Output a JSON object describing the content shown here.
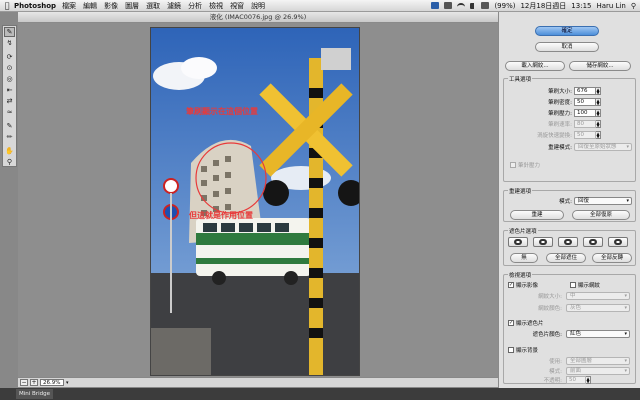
{
  "menubar": {
    "app": "Photoshop",
    "items": [
      "檔案",
      "編輯",
      "影像",
      "圖層",
      "選取",
      "濾鏡",
      "分析",
      "檢視",
      "視窗",
      "說明"
    ],
    "battery": "(99%)",
    "date": "12月18日週日",
    "time": "13:15",
    "user": "Haru Lin"
  },
  "document": {
    "title": "液化 (IMAC0076.jpg @ 26.9%)",
    "zoom": "26.9%"
  },
  "annotations": {
    "brush_note": "筆刷顯示在這個位置",
    "apply_note": "但這就是作用位置"
  },
  "panel": {
    "ok": "確定",
    "cancel": "取消",
    "load_mesh": "載入網紋...",
    "save_mesh": "儲存網紋...",
    "tool_options": {
      "title": "工具選項",
      "brush_size": {
        "label": "筆刷大小:",
        "value": "676"
      },
      "brush_density": {
        "label": "筆刷密度:",
        "value": "50"
      },
      "brush_pressure": {
        "label": "筆刷壓力:",
        "value": "100"
      },
      "brush_rate": {
        "label": "筆刷速率:",
        "value": "80"
      },
      "turbulent_jitter": {
        "label": "渦旋快速變換:",
        "value": "50"
      },
      "reconstruct_mode": {
        "label": "重建模式:",
        "value": "回復至原始狀態"
      },
      "stylus_pressure": "筆針壓力"
    },
    "reconstruct_options": {
      "title": "重建選項",
      "mode_label": "模式:",
      "mode_value": "回復",
      "reconstruct": "重建",
      "restore_all": "全部復原"
    },
    "mask_options": {
      "title": "遮色片選項",
      "none": "無",
      "mask_all": "全部遮住",
      "invert_all": "全部反轉"
    },
    "view_options": {
      "title": "檢視選項",
      "show_image": "顯示影像",
      "show_mesh": "顯示網紋",
      "mesh_size": {
        "label": "網紋大小:",
        "value": "中"
      },
      "mesh_color": {
        "label": "網紋顏色:",
        "value": "灰色"
      },
      "show_mask": "顯示遮色片",
      "mask_color": {
        "label": "遮色片顏色:",
        "value": "紅色"
      },
      "show_backdrop": "顯示背景",
      "use": {
        "label": "使用:",
        "value": "全部圖層"
      },
      "mode": {
        "label": "模式:",
        "value": "前面"
      },
      "opacity": {
        "label": "不透明:",
        "value": "50"
      }
    }
  },
  "dock": {
    "item": "Mini Bridge"
  },
  "colors": {
    "accent": "#4d8fd9",
    "annotation": "#e83a3a"
  }
}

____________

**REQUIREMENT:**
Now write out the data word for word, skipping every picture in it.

**SOLUTION:**
Output a JSON object describing the content shown here.
{
  "menubar": {
    "app": "Photoshop",
    "items": [
      "檔案",
      "編輯",
      "影像",
      "圖層",
      "選取",
      "濾鏡",
      "分析",
      "檢視",
      "視窗",
      "說明"
    ],
    "battery": "(99%)",
    "date": "12月18日週日",
    "time": "13:15",
    "user": "Haru Lin"
  },
  "document": {
    "title": "液化 (IMAC0076.jpg @ 26.9%)",
    "zoom": "26.9%"
  },
  "annotations": {
    "brush_note": "筆刷顯示在這個位置",
    "apply_note": "但這就是作用位置"
  },
  "panel": {
    "ok": "確定",
    "cancel": "取消",
    "load_mesh": "載入網紋...",
    "save_mesh": "儲存網紋...",
    "tool_options": {
      "title": "工具選項",
      "brush_size": {
        "label": "筆刷大小:",
        "value": "676"
      },
      "brush_density": {
        "label": "筆刷密度:",
        "value": "50"
      },
      "brush_pressure": {
        "label": "筆刷壓力:",
        "value": "100"
      },
      "brush_rate": {
        "label": "筆刷速率:",
        "value": "80"
      },
      "turbulent_jitter": {
        "label": "渦旋快速變換:",
        "value": "50"
      },
      "reconstruct_mode": {
        "label": "重建模式:",
        "value": "回復至原始狀態"
      },
      "stylus_pressure": "筆針壓力"
    },
    "reconstruct_options": {
      "title": "重建選項",
      "mode_label": "模式:",
      "mode_value": "回復",
      "reconstruct": "重建",
      "restore_all": "全部復原"
    },
    "mask_options": {
      "title": "遮色片選項",
      "none": "無",
      "mask_all": "全部遮住",
      "invert_all": "全部反轉"
    },
    "view_options": {
      "title": "檢視選項",
      "show_image": "顯示影像",
      "show_mesh": "顯示網紋",
      "mesh_size": {
        "label": "網紋大小:",
        "value": "中"
      },
      "mesh_color": {
        "label": "網紋顏色:",
        "value": "灰色"
      },
      "show_mask": "顯示遮色片",
      "mask_color": {
        "label": "遮色片顏色:",
        "value": "紅色"
      },
      "show_backdrop": "顯示背景",
      "use": {
        "label": "使用:",
        "value": "全部圖層"
      },
      "mode": {
        "label": "模式:",
        "value": "前面"
      },
      "opacity": {
        "label": "不透明:",
        "value": "50"
      }
    }
  },
  "dock": {
    "item": "Mini Bridge"
  },
  "colors": {
    "accent": "#4d8fd9",
    "annotation": "#e83a3a"
  }
}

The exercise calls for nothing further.